- Course name and description (what the professor emphasizes)
- Professor's name and contact information
- Required and recommended texts (study guides)
- Course objectives
- Assignments and exams (dates, weight, details, etc.)
- Course Syllabus (i.e., topics and readings for each class)
Use the information from course outlines and time management strategies to plan the term (set goals and prioritize)
Use the course schedule, your familiarity with the material, the relative weight of the assignments and exams (that is, what percentage of the total grade are the assignments and exams worth), and information from the professor to help prioritize your tasks and manage your time effectively.
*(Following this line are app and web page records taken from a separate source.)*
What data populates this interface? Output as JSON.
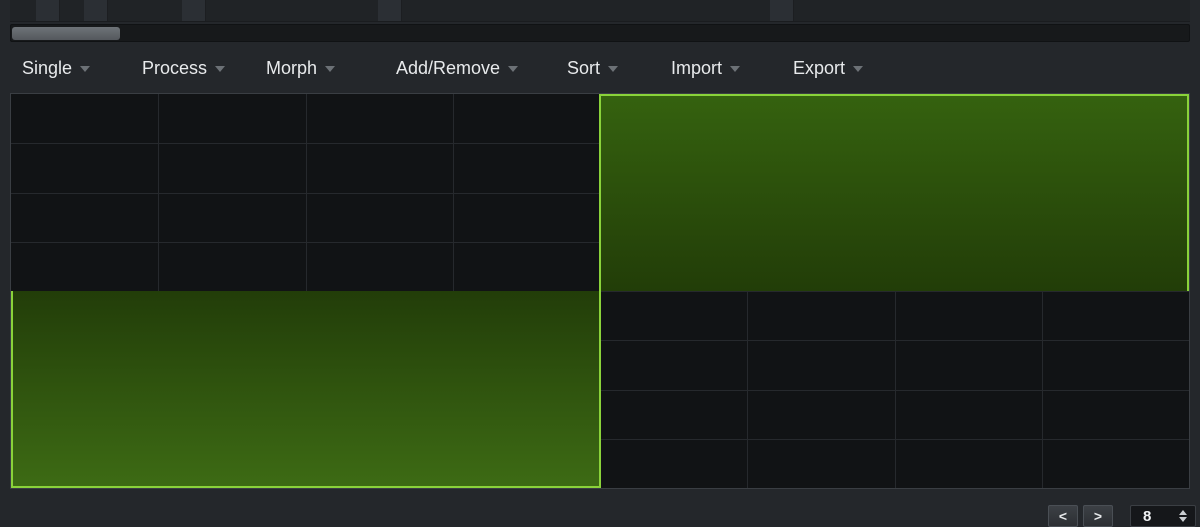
{
  "menu": {
    "items": [
      {
        "id": "single",
        "label": "Single"
      },
      {
        "id": "process",
        "label": "Process"
      },
      {
        "id": "morph",
        "label": "Morph"
      },
      {
        "id": "add-remove",
        "label": "Add/Remove"
      },
      {
        "id": "sort",
        "label": "Sort"
      },
      {
        "id": "import",
        "label": "Import"
      },
      {
        "id": "export",
        "label": "Export"
      }
    ]
  },
  "waveform": {
    "shape": "square",
    "high_level": 1.0,
    "low_level": -1.0,
    "transition_at": 0.5,
    "fill_color": "#2f5a0f",
    "stroke_color": "#8ad33a",
    "grid_columns": 8,
    "grid_rows": 8
  },
  "navigation": {
    "prev_icon": "chevron-left-icon",
    "next_icon": "chevron-right-icon",
    "prev_glyph": "<",
    "next_glyph": ">",
    "count_value": "8"
  }
}
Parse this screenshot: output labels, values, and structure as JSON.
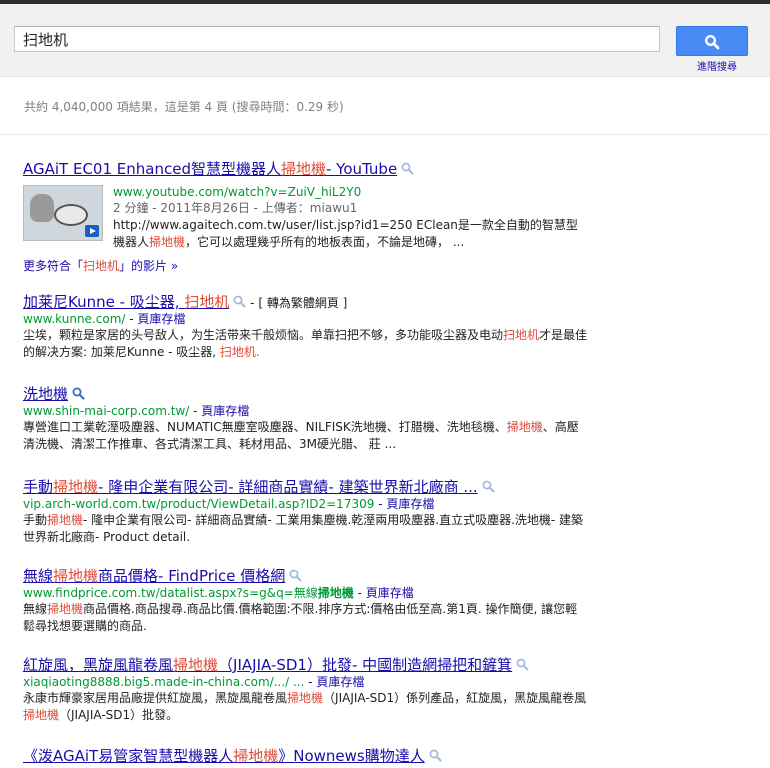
{
  "search": {
    "query": "扫地机",
    "advanced_label": "進階搜尋"
  },
  "stats": "共約 4,040,000 項結果，這是第 4 頁 (搜尋時間：0.29 秒)",
  "colors": {
    "link": "#1a0dab",
    "url": "#009933",
    "highlight": "#dd4b39",
    "button": "#4a8af4"
  },
  "results": [
    {
      "title_pre": "AGAiT EC01 Enhanced智慧型機器人",
      "title_hl": "掃地機",
      "title_post": "- YouTube",
      "url": "www.youtube.com/watch?v=ZuiV_hiL2Y0",
      "meta": "2 分鐘 - 2011年8月26日 - 上傳者：miawu1",
      "snippet_a": "http://www.agaitech.com.tw/user/list.jsp?id1=250 EClean是一款全自動的智慧型機器人",
      "snippet_hl": "掃地機",
      "snippet_b": "，它可以處理幾乎所有的地板表面，不論是地磚，  ..."
    },
    {
      "title_pre": "加莱尼Kunne - 吸尘器, ",
      "title_hl": "扫地机",
      "translate": "- [ 轉為繁體網頁 ]",
      "url": "www.kunne.com/",
      "cache": "- 頁庫存檔",
      "snippet_a": "尘埃，颗粒是家居的头号敌人，为生活带来千般烦恼。单靠扫把不够，多功能吸尘器及电动",
      "snippet_hl": "扫地机",
      "snippet_b": "才是最佳的解决方案: 加莱尼Kunne - 吸尘器, ",
      "snippet_hl2": "扫地机."
    },
    {
      "title": "洗地機",
      "url": "www.shin-mai-corp.com.tw/",
      "cache": "- 頁庫存檔",
      "snippet_a": "專營進口工業乾溼吸塵器、NUMATIC無塵室吸塵器、NILFISK洗地機、打腊機、洗地毯機、",
      "snippet_hl": "掃地機",
      "snippet_b": "、高壓清洗機、清潔工作推車、各式清潔工具、耗材用品、3M硬光腊、 莊 ..."
    },
    {
      "title_pre": "手動",
      "title_hl": "掃地機",
      "title_post": "- 隆申企業有限公司- 詳細商品實績- 建築世界新北廠商 ...",
      "url": "vip.arch-world.com.tw/product/ViewDetail.asp?ID2=17309",
      "cache": "- 頁庫存檔",
      "snippet_a": "手動",
      "snippet_hl": "掃地機",
      "snippet_b": "- 隆申企業有限公司- 詳細商品實績- 工業用集塵機.乾溼兩用吸塵器.直立式吸塵器.洗地機- 建築世界新北廠商- Product detail."
    },
    {
      "title_pre": "無線",
      "title_hl": "掃地機",
      "title_post": "商品價格- FindPrice 價格網",
      "url_pre": "www.findprice.com.tw/datalist.aspx?s=g&q=無線",
      "url_bold": "掃地機",
      "cache": "- 頁庫存檔",
      "snippet_a": "無線",
      "snippet_hl": "掃地機",
      "snippet_b": "商品價格.商品搜尋.商品比價.價格範圍:不限.排序方式:價格由低至高.第1頁. 操作簡便, 讓您輕鬆尋找想要選購的商品."
    },
    {
      "title_pre": "紅旋風，黑旋風龍卷風",
      "title_hl": "掃地機",
      "title_post": "（JIAJIA-SD1）批發- 中國制造網掃把和鏟箕",
      "url": "xiaqiaoting8888.big5.made-in-china.com/.../ ...",
      "cache": "- 頁庫存檔",
      "snippet_a": "永康市輝豪家居用品廠提供紅旋風，黑旋風龍卷風",
      "snippet_hl": "掃地機",
      "snippet_b": "（JIAJIA-SD1）係列產品，紅旋風，黑旋風龍卷風",
      "snippet_hl2": "掃地機",
      "snippet_c": "（JIAJIA-SD1）批發。"
    },
    {
      "title_pre": "《泼AGAiT易管家智慧型機器人",
      "title_hl": "掃地機",
      "title_post": "》Nownews購物達人"
    }
  ],
  "more_videos": {
    "pre": "更多符合「",
    "hl": "扫地机",
    "post": "」的影片 »"
  }
}
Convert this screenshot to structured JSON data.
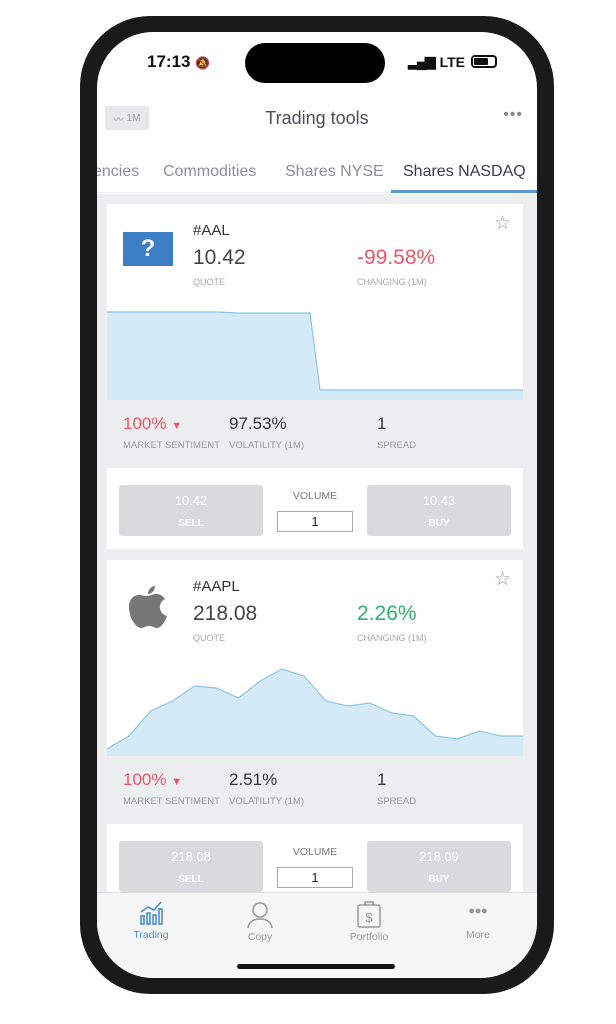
{
  "status": {
    "time": "17:13",
    "network": "LTE"
  },
  "header": {
    "period": "1M",
    "title": "Trading tools",
    "more": "•••"
  },
  "tabs": [
    {
      "label": "encies"
    },
    {
      "label": "Commodities"
    },
    {
      "label": "Shares NYSE"
    },
    {
      "label": "Shares NASDAQ",
      "active": true
    }
  ],
  "cards": [
    {
      "symbol": "#AAL",
      "logo": "?",
      "quote": "10.42",
      "quote_label": "QUOTE",
      "change": "-99.58%",
      "change_label": "CHANGING (1M)",
      "change_color": "#e8586a",
      "sparkline": [
        88,
        88,
        88,
        88,
        88,
        88,
        87,
        87,
        87,
        87,
        10,
        10,
        10,
        10,
        10,
        10,
        10,
        10,
        10,
        10
      ],
      "sentiment": "100%",
      "sentiment_label": "MARKET SENTIMENT",
      "volatility": "97.53%",
      "volatility_label": "VOLATILITY (1M)",
      "spread": "1",
      "spread_label": "SPREAD",
      "sell_price": "10.42",
      "sell_label": "SELL",
      "volume_label": "VOLUME",
      "volume": "1",
      "buy_price": "10.43",
      "buy_label": "BUY"
    },
    {
      "symbol": "#AAPL",
      "logo": "apple",
      "quote": "218.08",
      "quote_label": "QUOTE",
      "change": "2.26%",
      "change_label": "CHANGING (1M)",
      "change_color": "#2db36b",
      "sparkline": [
        7,
        20,
        45,
        55,
        70,
        68,
        58,
        75,
        87,
        80,
        55,
        50,
        53,
        43,
        40,
        20,
        17,
        25,
        20,
        20
      ],
      "sentiment": "100%",
      "sentiment_label": "MARKET SENTIMENT",
      "volatility": "2.51%",
      "volatility_label": "VOLATILITY (1M)",
      "spread": "1",
      "spread_label": "SPREAD",
      "sell_price": "218.08",
      "sell_label": "SELL",
      "volume_label": "VOLUME",
      "volume": "1",
      "buy_price": "218.09",
      "buy_label": "BUY"
    }
  ],
  "tabbar": [
    {
      "label": "Trading",
      "active": true
    },
    {
      "label": "Copy"
    },
    {
      "label": "Portfolio"
    },
    {
      "label": "More"
    }
  ],
  "colors": {
    "accent": "#4a90d0",
    "negative": "#e8586a",
    "positive": "#2db36b",
    "chart_fill": "#d4ebf7",
    "chart_line": "#8cc6e4"
  }
}
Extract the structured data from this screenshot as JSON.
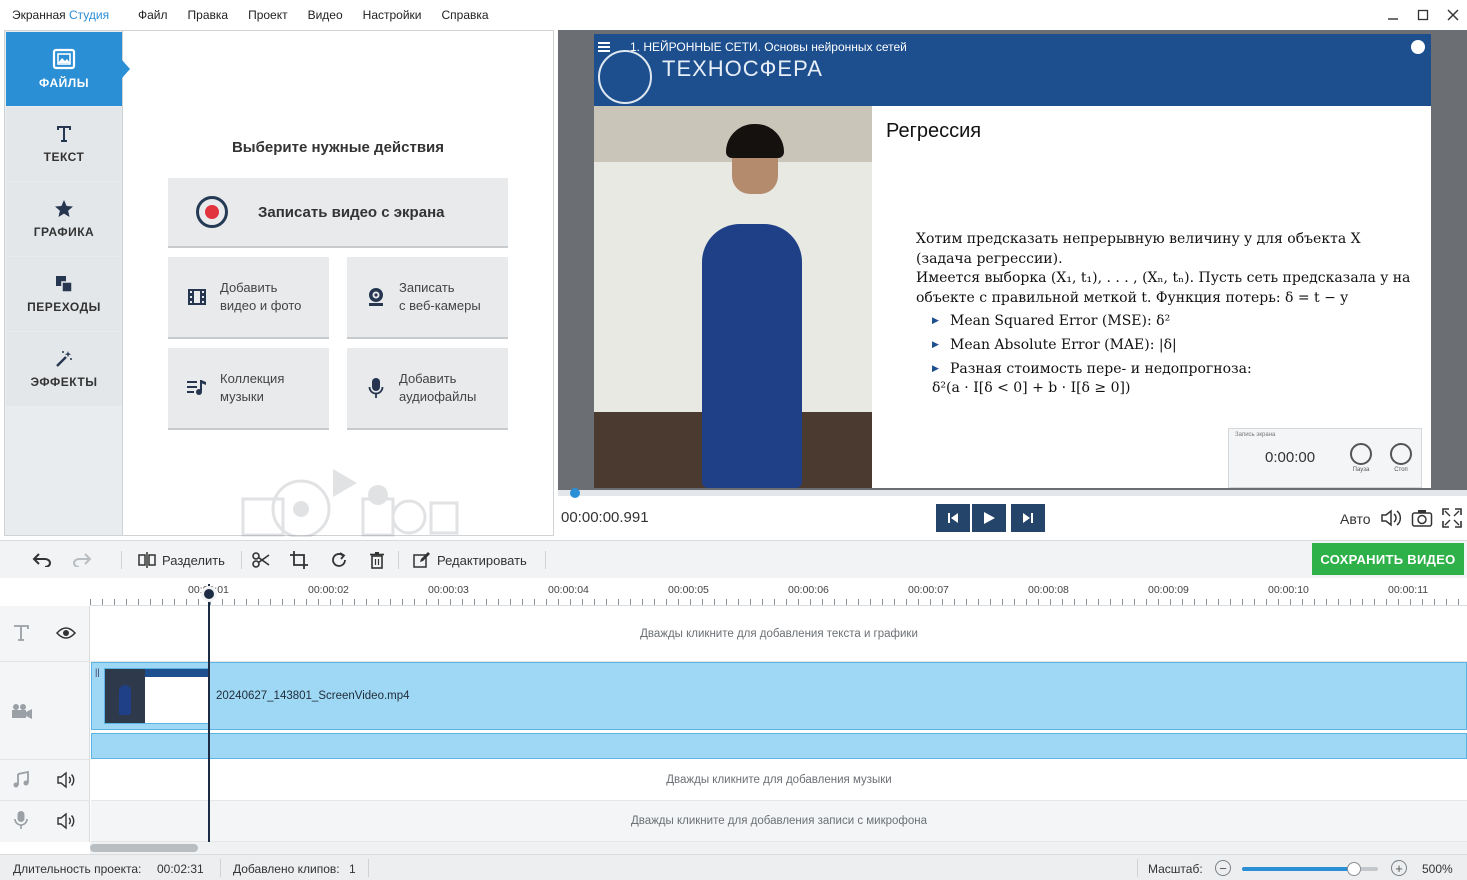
{
  "app": {
    "name_part1": "Экранная ",
    "name_part2": "Студия",
    "accent_color": "#2b8fd6"
  },
  "menu": [
    "Файл",
    "Правка",
    "Проект",
    "Видео",
    "Настройки",
    "Справка"
  ],
  "window_controls": [
    "minimize-icon",
    "maximize-icon",
    "close-icon"
  ],
  "tabs": [
    {
      "label": "ФАЙЛЫ",
      "icon": "image-icon",
      "active": true
    },
    {
      "label": "ТЕКСТ",
      "icon": "text-icon"
    },
    {
      "label": "ГРАФИКА",
      "icon": "star-icon"
    },
    {
      "label": "ПЕРЕХОДЫ",
      "icon": "transition-icon"
    },
    {
      "label": "ЭФФЕКТЫ",
      "icon": "magic-wand-icon"
    }
  ],
  "actions": {
    "title": "Выберите нужные действия",
    "record": "Записать видео с экрана",
    "add_media": [
      "Добавить",
      "видео и фото"
    ],
    "webcam": [
      "Записать",
      "с веб-камеры"
    ],
    "music": [
      "Коллекция",
      "музыки"
    ],
    "audio": [
      "Добавить",
      "аудиофайлы"
    ]
  },
  "preview": {
    "frame_title": "1. НЕЙРОННЫЕ СЕТИ. Основы нейронных сетей",
    "frame_logo": "ТЕХНОСФЕРА",
    "slide_title": "Регрессия",
    "slide_line1": "Хотим предсказать непрерывную величину y для объекта X (задача регрессии).",
    "slide_line2": "Имеется выборка (X₁, t₁), . . . , (Xₙ, tₙ). Пусть сеть предсказала y на объекте с правильной меткой t. Функция потерь: δ = t − y",
    "bullets": [
      "Mean Squared Error (MSE): δ²",
      "Mean Absolute Error (MAE): |δ|",
      "Разная стоимость пере- и недопрогноза:"
    ],
    "formula": "δ²(a · I[δ < 0] + b · I[δ ≥ 0])",
    "widget_title": "Запись экрана",
    "widget_time": "0:00:00",
    "widget_pause": "Пауза",
    "widget_stop": "Стоп",
    "timecode": "00:00:00.991",
    "quality": "Авто",
    "progress": 0.005
  },
  "toolbar": {
    "split": "Разделить",
    "edit": "Редактировать",
    "save": "СОХРАНИТЬ ВИДЕО",
    "save_color": "#2fb14a"
  },
  "timeline": {
    "ruler": [
      "00:00:01",
      "00:00:02",
      "00:00:03",
      "00:00:04",
      "00:00:05",
      "00:00:06",
      "00:00:07",
      "00:00:08",
      "00:00:09",
      "00:00:10",
      "00:00:11"
    ],
    "text_hint": "Дважды кликните для добавления текста и графики",
    "clip_name": "20240627_143801_ScreenVideo.mp4",
    "music_hint": "Дважды кликните для добавления музыки",
    "mic_hint": "Дважды кликните для добавления записи с микрофона"
  },
  "status": {
    "duration_label": "Длительность проекта:",
    "duration": "00:02:31",
    "clips_label": "Добавлено клипов:",
    "clips": "1",
    "zoom_label": "Масштаб:",
    "zoom_value": "500%",
    "zoom_fraction": 0.82
  }
}
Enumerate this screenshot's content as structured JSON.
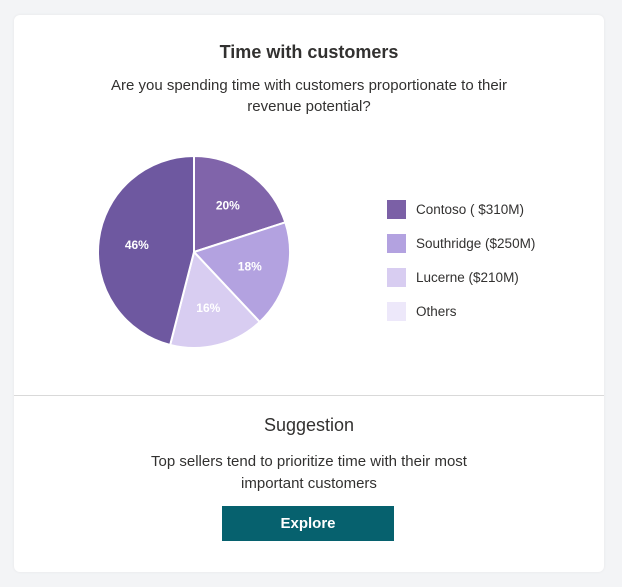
{
  "card": {
    "title": "Time with customers",
    "subtitle": "Are you spending time with customers proportionate to their revenue potential?"
  },
  "chart_data": {
    "type": "pie",
    "slices": [
      {
        "label": "Contoso ( $310M)",
        "value": 20,
        "display": "20%",
        "color": "#8064aa"
      },
      {
        "label": "Southridge ($250M)",
        "value": 18,
        "display": "18%",
        "color": "#b3a2e0"
      },
      {
        "label": "Lucerne  ($210M)",
        "value": 16,
        "display": "16%",
        "color": "#d8cdf1"
      },
      {
        "label": "Others",
        "value": 46,
        "display": "46%",
        "color": "#6e58a0"
      }
    ],
    "legend": [
      {
        "label": "Contoso ( $310M)",
        "color": "#7b60a6"
      },
      {
        "label": "Southridge ($250M)",
        "color": "#b3a2e0"
      },
      {
        "label": "Lucerne  ($210M)",
        "color": "#d8cdf1"
      },
      {
        "label": "Others",
        "color": "#ede8fa"
      }
    ],
    "legend_position": "right"
  },
  "suggestion": {
    "title": "Suggestion",
    "text": "Top sellers tend to prioritize time with their most important customers",
    "button_label": "Explore",
    "button_color": "#06616e"
  }
}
- Start with a term calendar that shows you the entire term at a glance. Write exam dates and assigment/lab due dates on this calendar, along with other events that will affect your schedule (example of a term calendar). You may want to use a paper calendar you post on the wall in a spot that catches your attention on a regular basis. Or, you could use the day timer provided to you by the USSU (University of Saskatchewan Students' Union), or an online calendar such as a google calendar, outlook or your PAWS calendar.
- When deciding how much time to spend on an assignment, consider the weight of the assignment and the difficulty of the class as well as how long it will take you to complete it. For example, it makes sense to budget three times as much time to writing a term paper worth 30% than you would in preparing for a midterm worth only 10%. However, you will also want to spend more time on the more difficult classes.
- The first time you do a new activity, you're facing a "double learning curve"-not only are you learning new material, you are also learning how to do a particular type of assignment. The first time you write a university-level paper, for example, you'll need to learn how to find appropriate resources, how the library works and what presentation format the professor expects. Allow extra time for this double learning curve. If you need some help in getting started, plan a visit to the University Learning Centre for Writing Help.
- One approach for dealing with last minute activities and assignments that compete for your time is to set due dates for assignments a week earlier than they actually are. It is better to have extra time planned for completing work and dealing with the unexpected, than to run out of time.
- To counter procrastination, break larger assignments into smaller tasks, and then set times to accomplish the smaller steps. Be sure to reward yourself! Give yourself a small reward for a small task, perhaps 5-15 minutes break for every 40-50 minutes of studying and a bigger reward, possibly a movie, for a week of following your study schedule. Be sure to reward both your process goals (Did you spend as much time studying as you'd planned?) as well as your progress goals (Did you make significant progress on the completion of your assignment?)